This assignment asks you to read a popular press book on the topic of social media, and to produce a critical review in light of the material covered in the course up until this point. This project will be both independent and collective, and will involve the steps listed below.
Step 1: Choose a book from the list below with your blogging group. You will be given time in class to discuss your selection with your group – you must all agree on which book you will choose. Your group needs to come to consensus and inform Prof P-S of your selection by 11/10/13.
- Social Media ROI, Olivier Blanchard
- Social Media and Public Relations, Dierdre Breakenridge
- Twitter Power 2.0, Joel Comm and Anthony Robbins
- The Ingenious Guide to Twitter, Steve Eason
- Social Media Marketing, Liana Evans
- No Bullshit Social Media, Jason Falls and Erik Deckers
- Pinfluence, Beth Hayden
- Profitable Social Media Marketing, Tim Kitchen and Tashmeem Mirza
- 500 Social Media Marketing Tips, Andrew Macarthy
- How to Not Suck at Social Media, Malcolm McCutcheon
- Instagram Power, Jason Miles
- Pinterest Power, Jason Miles and Karen Lacey
- Visual Social Media Marketing, Krista Neher
- The Twitter Book, Tim O’Reilly and Sarah Milstein
- The Social Media Bible, Lon Safko
Step 2: Each person is to read the book independently outside of class. You should take notes, in which you note the major points of the book, the questions you believe are left answered, and potential points of contention. Also make note of the areas where you think the book could be usefully supplemented by material and insights from this course. What would you—as an expert on culture and social media technologies—want the author to consider were they to write a new, improved edition? These notes should be posted to the class blog before class time on 11/25/13, using the tag “review-notes” and your group tag. These notes will be counted toward an in-class activity score.
Step 3: You will discuss your thoughts on your book with the members of your group during class on 11/25/13.
Step 4: Based on your own notes and your group discussion, write your book review in the form of a new blog post of around 1000 words. This must be posted by midnight on 12/1/13. It must be tagged with “review” and your group name. You should credit and hyperlink to your fellow group members’ notes when you find yourself utilizing their ideas. As always you should also credit and hyperlink to course authors when you use their words and ideas.
Evaluation criteria for final book review (75 points)
_____ Summarizes structure and content of the book, briefly (10)
_____ Provides insightful, original critique (10)
_____ Demonstrates mastery of a variety of course concepts (20)
_____ Appropriately references course authors (10)
_____ Appropriate use of hyperlinks (10)
_____ Polished writing; no typos, grammatical, or spelling mistakes (10)
_____ At least 1000 words in length (5)

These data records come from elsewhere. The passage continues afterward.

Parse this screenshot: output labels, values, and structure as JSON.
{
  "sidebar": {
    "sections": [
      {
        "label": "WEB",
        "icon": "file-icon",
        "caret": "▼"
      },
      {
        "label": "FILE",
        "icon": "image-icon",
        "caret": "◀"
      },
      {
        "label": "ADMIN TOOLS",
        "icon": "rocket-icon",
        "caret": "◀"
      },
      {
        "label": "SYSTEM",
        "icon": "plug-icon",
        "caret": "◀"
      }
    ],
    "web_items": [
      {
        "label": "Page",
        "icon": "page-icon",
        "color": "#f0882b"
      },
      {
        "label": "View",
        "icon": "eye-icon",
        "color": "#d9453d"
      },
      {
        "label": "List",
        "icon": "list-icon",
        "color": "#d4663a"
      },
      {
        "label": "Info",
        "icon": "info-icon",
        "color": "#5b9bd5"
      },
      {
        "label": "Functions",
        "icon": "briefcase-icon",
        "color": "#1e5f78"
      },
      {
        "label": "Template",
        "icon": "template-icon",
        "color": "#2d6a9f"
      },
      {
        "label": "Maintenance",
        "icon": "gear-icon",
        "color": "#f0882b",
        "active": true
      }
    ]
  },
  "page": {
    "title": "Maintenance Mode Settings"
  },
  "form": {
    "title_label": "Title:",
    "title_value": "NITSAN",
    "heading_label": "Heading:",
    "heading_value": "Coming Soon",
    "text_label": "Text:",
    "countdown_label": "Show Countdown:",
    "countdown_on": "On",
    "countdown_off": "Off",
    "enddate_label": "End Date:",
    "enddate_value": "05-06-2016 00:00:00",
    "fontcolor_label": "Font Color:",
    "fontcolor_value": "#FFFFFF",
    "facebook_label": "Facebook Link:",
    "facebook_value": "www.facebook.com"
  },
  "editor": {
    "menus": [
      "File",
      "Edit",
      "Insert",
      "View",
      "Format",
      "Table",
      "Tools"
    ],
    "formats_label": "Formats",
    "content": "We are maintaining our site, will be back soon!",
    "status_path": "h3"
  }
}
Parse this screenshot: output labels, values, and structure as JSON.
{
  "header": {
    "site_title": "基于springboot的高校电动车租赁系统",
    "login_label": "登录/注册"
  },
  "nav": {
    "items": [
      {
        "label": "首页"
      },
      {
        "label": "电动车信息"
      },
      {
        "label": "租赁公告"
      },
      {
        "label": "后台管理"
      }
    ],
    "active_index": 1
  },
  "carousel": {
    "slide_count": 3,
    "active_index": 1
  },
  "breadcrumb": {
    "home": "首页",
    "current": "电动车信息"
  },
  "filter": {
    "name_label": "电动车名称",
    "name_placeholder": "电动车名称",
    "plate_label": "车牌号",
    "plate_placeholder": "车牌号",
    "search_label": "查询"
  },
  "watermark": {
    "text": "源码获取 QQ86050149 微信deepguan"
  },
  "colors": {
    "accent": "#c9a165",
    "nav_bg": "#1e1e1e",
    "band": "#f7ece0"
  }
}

The final exam will be in-class (sorry!) and essay format. It will be open note, but you must print out any notes you want to use (you won’t be able to use electronic devices during the exam). The exam will be based on your notes from your book review and from the last two weeks of class.